■ Work order ■
Using the data below, copy out all lines with the word "subtitle".

___

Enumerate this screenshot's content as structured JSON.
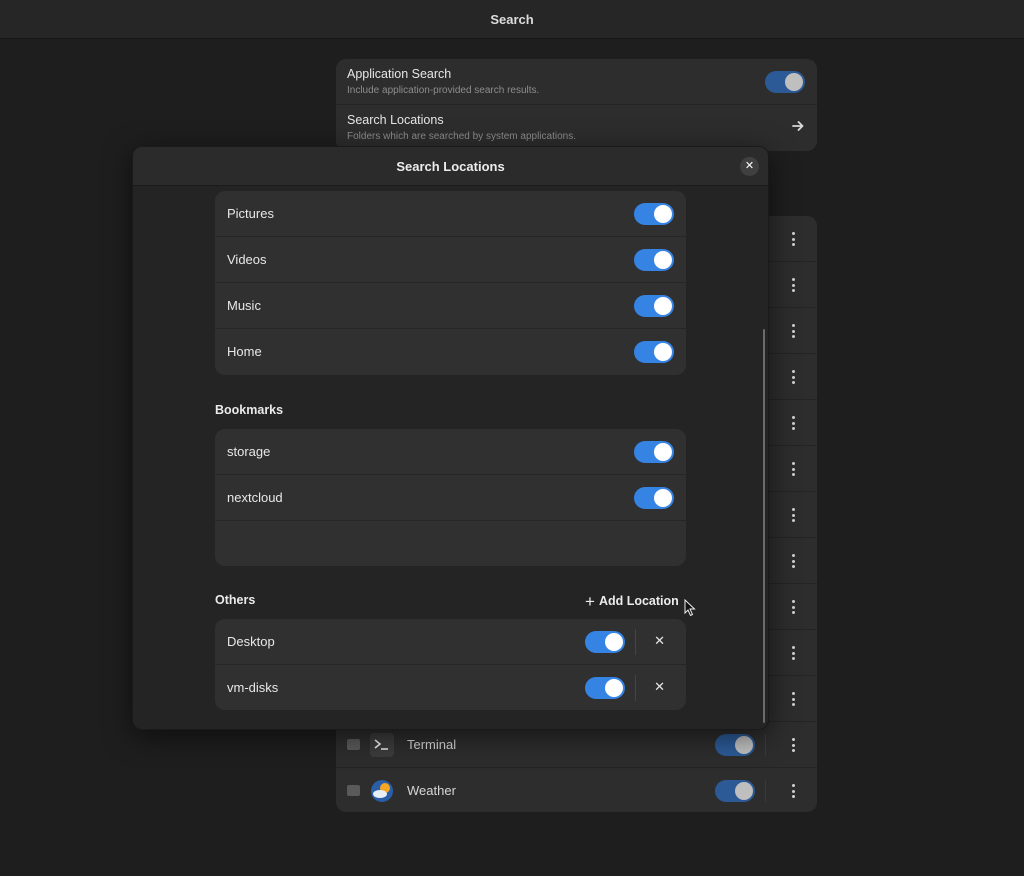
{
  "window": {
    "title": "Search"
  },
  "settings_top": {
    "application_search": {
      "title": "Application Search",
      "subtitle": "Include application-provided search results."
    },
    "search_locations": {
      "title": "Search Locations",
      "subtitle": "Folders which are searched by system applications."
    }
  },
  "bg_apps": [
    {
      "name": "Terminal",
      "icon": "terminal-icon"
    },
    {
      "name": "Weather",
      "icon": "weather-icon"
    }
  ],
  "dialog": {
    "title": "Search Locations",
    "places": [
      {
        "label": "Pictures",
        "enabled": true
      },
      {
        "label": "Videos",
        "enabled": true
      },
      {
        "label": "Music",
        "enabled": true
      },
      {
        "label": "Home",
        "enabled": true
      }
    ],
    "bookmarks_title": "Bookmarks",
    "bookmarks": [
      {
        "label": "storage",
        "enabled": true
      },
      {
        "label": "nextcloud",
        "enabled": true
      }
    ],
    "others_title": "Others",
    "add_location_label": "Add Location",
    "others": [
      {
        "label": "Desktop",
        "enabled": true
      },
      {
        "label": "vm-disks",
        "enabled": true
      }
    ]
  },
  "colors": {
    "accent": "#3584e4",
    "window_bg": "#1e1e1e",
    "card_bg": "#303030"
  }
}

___

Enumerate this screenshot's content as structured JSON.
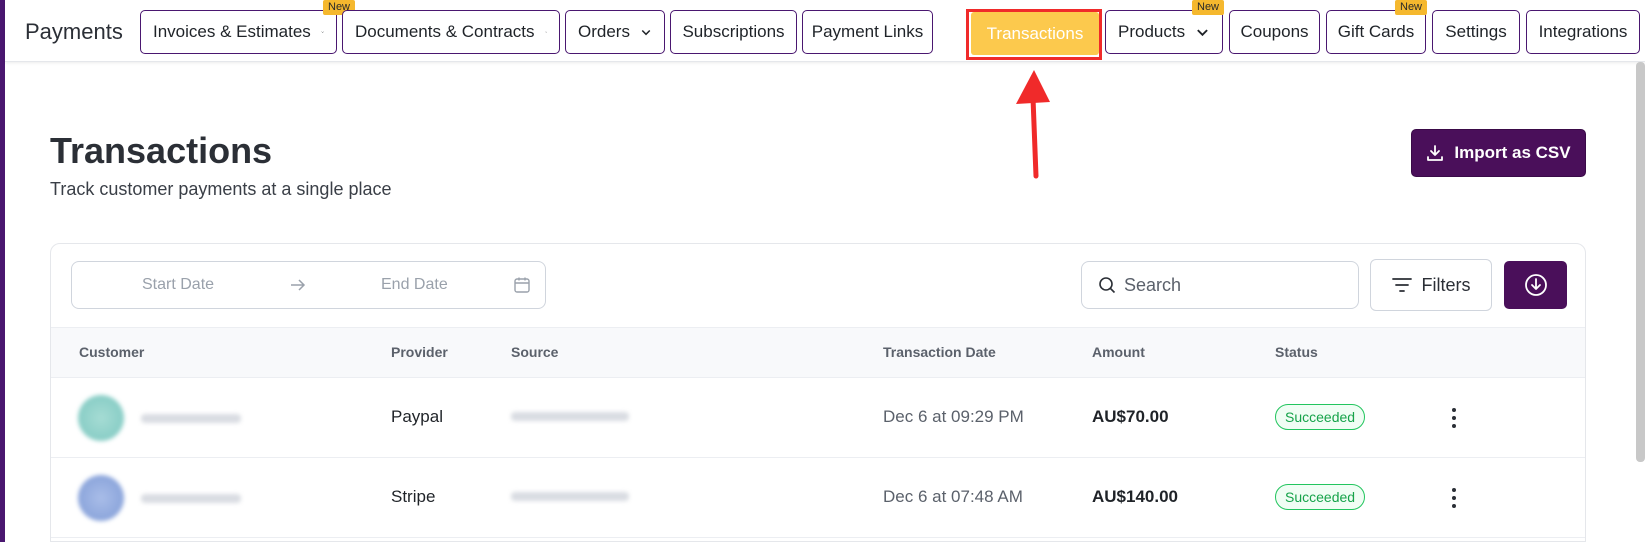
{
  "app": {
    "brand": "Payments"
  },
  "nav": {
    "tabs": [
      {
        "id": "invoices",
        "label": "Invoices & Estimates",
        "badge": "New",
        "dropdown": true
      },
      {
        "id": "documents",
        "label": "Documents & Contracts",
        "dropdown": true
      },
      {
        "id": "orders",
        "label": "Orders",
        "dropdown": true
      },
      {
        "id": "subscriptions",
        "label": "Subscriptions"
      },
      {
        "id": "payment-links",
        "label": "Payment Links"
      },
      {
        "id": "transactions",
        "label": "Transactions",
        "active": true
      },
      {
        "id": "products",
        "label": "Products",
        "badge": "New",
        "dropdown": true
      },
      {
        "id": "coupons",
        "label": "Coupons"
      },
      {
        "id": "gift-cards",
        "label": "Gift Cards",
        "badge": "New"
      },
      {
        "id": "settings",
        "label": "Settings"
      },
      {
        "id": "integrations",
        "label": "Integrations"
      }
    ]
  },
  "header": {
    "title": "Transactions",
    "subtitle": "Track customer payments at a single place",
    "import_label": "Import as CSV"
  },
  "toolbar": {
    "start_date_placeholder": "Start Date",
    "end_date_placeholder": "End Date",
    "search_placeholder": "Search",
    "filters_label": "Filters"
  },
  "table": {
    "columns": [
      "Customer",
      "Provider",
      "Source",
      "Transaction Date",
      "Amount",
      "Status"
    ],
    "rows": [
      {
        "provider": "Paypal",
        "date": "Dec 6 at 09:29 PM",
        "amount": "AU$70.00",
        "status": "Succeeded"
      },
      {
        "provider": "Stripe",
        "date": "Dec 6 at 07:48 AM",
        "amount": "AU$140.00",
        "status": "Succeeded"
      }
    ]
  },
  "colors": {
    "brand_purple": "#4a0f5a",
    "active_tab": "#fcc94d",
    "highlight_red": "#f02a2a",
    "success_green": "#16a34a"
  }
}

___

■ Written reply ■
      "subtitle": "Include application-provided search results."
      "subtitle": "Folders which are searched by system applications."
    "subtitle": "Track customer payments at a single place",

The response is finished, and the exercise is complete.